- _Assignment_
Show each line of the entries below in which the word "suffix" appears.

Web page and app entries
__________________________________________________

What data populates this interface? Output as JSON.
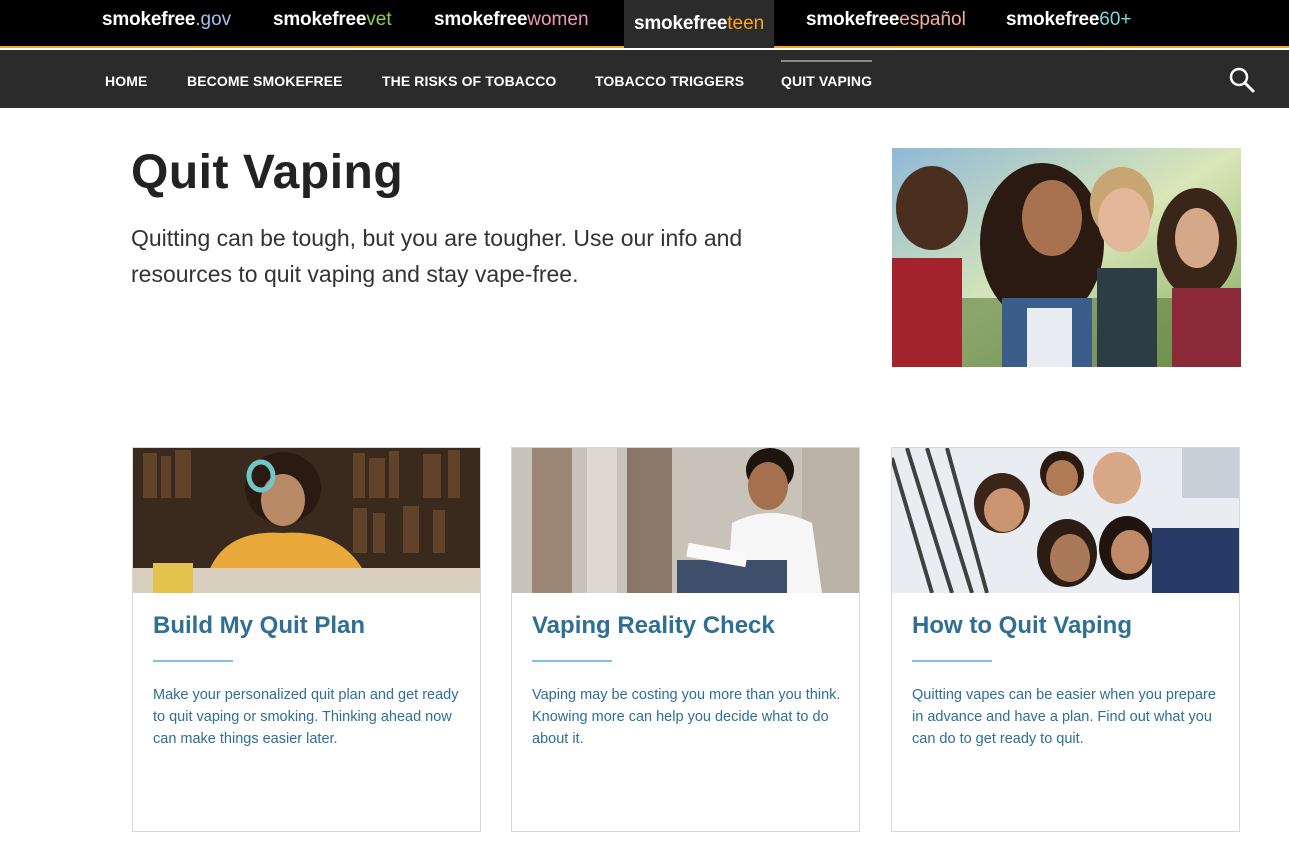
{
  "network": {
    "sites": [
      {
        "prefix": "smokefree",
        "suffix": ".gov"
      },
      {
        "prefix": "smokefree",
        "suffix": "vet"
      },
      {
        "prefix": "smokefree",
        "suffix": "women"
      },
      {
        "prefix": "smokefree",
        "suffix": "teen"
      },
      {
        "prefix": "smokefree",
        "suffix": "español"
      },
      {
        "prefix": "smokefree",
        "suffix": "60+"
      }
    ],
    "active": "smokefreeteen",
    "accent_color": "#f5a623"
  },
  "nav": {
    "items": [
      "HOME",
      "BECOME SMOKEFREE",
      "THE RISKS OF TOBACCO",
      "TOBACCO TRIGGERS",
      "QUIT VAPING"
    ],
    "active": "QUIT VAPING",
    "search_icon": "search-icon"
  },
  "hero": {
    "title": "Quit Vaping",
    "text": "Quitting can be tough, but you are tougher. Use our info and resources to quit vaping and stay vape-free."
  },
  "cards": [
    {
      "title": "Build My Quit Plan",
      "description": "Make your personalized quit plan and get ready to quit vaping or smoking. Thinking ahead now can make things easier later."
    },
    {
      "title": "Vaping Reality Check",
      "description": "Vaping may be costing you more than you think. Knowing more can help you decide what to do about it."
    },
    {
      "title": "How to Quit Vaping",
      "description": "Quitting vapes can be easier when you prepare in advance and have a plan. Find out what you can do to get ready to quit."
    }
  ]
}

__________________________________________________

- _Output for this task_
        "suffix": ".gov"
        "suffix": "vet"
        "suffix": "women"
        "suffix": "teen"
        "suffix": "español"
        "suffix": "60+"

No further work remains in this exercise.